Effects of MK-801 on recognition and neurodegeneration in an MPTP-induced Parkinson's rat model.Behav Brain Res. 2012 Apr 01; 229(1):41-7.BB

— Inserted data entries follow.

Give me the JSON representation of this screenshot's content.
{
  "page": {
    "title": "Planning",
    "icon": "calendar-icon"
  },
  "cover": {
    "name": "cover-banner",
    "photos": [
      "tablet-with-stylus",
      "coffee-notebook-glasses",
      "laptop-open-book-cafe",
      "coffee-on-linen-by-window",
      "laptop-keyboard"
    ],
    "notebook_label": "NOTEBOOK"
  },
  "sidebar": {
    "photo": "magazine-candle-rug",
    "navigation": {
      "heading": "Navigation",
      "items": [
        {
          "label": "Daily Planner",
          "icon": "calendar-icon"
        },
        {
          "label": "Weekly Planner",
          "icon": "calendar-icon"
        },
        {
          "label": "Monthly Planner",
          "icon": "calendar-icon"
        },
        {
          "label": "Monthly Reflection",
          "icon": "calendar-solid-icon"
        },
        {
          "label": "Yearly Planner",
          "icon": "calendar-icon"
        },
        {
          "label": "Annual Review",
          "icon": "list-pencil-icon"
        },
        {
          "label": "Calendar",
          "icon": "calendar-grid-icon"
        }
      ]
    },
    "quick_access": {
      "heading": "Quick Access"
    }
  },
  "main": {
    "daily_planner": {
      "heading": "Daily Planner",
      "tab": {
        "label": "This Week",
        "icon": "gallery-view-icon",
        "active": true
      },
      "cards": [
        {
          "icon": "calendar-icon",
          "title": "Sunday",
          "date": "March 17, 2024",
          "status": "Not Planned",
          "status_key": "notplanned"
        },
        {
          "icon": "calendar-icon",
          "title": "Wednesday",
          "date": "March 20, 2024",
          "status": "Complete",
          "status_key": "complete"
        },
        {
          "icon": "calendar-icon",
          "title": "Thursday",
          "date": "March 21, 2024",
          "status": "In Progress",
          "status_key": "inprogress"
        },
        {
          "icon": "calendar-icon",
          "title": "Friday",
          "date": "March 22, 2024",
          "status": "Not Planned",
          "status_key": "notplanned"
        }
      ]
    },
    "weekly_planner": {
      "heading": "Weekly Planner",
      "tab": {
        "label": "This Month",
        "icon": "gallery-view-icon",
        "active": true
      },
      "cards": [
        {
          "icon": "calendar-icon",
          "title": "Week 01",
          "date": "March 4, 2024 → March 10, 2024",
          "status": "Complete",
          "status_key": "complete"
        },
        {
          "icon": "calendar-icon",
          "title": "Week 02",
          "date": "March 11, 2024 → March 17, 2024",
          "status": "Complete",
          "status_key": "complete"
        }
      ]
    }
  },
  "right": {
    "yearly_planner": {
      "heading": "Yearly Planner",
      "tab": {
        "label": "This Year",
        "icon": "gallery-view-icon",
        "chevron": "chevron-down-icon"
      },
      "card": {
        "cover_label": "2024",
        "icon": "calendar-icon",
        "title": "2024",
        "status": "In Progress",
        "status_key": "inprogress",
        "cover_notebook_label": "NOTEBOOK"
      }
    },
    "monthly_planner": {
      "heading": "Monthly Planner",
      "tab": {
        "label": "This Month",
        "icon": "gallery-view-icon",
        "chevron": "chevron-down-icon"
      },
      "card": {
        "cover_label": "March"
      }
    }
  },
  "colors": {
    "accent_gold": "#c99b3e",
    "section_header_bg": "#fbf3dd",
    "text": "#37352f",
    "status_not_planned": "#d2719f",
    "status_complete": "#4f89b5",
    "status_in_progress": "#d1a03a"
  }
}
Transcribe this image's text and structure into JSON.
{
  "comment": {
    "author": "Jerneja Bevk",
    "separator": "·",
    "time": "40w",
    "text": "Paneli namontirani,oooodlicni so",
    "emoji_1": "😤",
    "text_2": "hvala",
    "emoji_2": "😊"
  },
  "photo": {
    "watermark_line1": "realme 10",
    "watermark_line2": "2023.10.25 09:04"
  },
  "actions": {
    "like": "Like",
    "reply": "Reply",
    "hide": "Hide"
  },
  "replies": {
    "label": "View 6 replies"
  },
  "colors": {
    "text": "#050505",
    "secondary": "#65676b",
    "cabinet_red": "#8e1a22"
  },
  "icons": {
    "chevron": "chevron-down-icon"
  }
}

Several years after the diagnosis of Parkinson's disease (PD), 20-30% of PD patients develop dementia, known as Parkinson's disease dementia (PDD), the features of which include impairment of short-term memory and recognition function. Hyperactivation of the glutamatergic system is implicated in the neurodegeneration seen in PD. The aim of this study was to determine the effects of MK-801, an N-methyl-d-aspartate (NMDA) receptor antagonist, on short-term memory and object recognition in a 1-methyl-4-phenyl-1,2,3,6-tetrahydropyridine (MPTP)-induced PD rat animal model. MPTP was injected stereotaxically into the substantia nigra pars compacta (SNc) of male Wistar rats, then, starting 1 day later (day 1), the rats were injected daily with MK-801 (0.2 mg/kg/day, i.p.) and rats underwent a bar test on days 1-7, a T-maze test on days 8-10, and object recognition test on days 12-14. On day 1, the animals showed motor dysfunction, which recovered to control levels on day 7. MPTP-lesioned rats showed impairment of working memory in the T-maze test and of recognition in the object recognition test, both of which were prevented by MK-801 treatment. Furthermore, MPTP lesion-induced dopaminergic degeneration in the nigrostriatal system, microglial activation in the SNc, and cell loss in the hippocampal CA1 area were all improved by MK-801 treatment. These results suggest that NMDA receptors are involved in PD-related neuronal and behavioral dysfunction.